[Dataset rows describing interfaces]
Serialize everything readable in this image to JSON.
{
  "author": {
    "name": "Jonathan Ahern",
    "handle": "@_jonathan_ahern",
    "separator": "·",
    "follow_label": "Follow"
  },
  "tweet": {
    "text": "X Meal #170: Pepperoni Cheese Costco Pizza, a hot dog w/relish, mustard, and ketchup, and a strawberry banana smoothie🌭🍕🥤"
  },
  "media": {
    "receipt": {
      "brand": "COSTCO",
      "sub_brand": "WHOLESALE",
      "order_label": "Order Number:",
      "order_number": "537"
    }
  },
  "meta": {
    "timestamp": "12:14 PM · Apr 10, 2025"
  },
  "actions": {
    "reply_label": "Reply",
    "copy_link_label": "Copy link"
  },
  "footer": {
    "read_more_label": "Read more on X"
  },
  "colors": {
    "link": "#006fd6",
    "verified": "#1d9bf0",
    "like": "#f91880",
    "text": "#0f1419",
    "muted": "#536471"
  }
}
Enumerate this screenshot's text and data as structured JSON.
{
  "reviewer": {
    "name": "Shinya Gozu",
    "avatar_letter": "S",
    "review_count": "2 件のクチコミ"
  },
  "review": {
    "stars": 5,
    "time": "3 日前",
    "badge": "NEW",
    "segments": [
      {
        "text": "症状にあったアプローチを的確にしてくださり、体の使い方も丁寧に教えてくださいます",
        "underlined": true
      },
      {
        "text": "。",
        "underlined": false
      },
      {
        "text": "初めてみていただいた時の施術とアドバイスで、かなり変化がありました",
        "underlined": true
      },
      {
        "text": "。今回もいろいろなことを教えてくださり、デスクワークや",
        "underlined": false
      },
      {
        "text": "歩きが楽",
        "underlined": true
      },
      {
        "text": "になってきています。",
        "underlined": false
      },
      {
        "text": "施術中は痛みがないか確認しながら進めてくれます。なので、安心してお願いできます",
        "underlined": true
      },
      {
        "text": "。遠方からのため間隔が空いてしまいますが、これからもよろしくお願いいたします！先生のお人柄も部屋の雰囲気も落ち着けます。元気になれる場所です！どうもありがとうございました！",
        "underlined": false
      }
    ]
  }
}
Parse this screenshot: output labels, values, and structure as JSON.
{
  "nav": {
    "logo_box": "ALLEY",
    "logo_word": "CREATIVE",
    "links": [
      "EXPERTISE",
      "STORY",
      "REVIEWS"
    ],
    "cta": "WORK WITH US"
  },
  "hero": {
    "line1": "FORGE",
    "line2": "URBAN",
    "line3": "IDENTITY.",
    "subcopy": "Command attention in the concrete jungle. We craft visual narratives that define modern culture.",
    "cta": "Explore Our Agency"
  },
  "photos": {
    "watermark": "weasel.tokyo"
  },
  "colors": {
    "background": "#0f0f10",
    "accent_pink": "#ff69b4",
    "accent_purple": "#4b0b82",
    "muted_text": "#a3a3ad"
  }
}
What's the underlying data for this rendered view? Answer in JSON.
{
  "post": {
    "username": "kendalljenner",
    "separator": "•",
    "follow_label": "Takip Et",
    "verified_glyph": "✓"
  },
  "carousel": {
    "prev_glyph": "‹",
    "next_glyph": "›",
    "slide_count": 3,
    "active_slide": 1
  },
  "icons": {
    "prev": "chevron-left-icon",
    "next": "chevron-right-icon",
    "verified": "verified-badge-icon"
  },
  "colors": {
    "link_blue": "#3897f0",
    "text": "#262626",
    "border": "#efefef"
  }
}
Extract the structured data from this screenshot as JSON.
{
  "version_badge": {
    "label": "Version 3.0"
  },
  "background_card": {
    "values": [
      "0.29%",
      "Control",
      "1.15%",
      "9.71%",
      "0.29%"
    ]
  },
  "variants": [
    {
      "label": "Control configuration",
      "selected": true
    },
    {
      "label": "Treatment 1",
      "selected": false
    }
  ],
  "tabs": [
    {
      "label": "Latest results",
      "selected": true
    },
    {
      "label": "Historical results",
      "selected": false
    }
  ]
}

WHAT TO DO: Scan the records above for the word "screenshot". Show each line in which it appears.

RESULT FOR THIS TASK:
Enumerate this screenshot's text and data as structured JSON.
Parse this screenshot: output labels, values, and structure as JSON.
Extract the structured data from this screenshot as JSON.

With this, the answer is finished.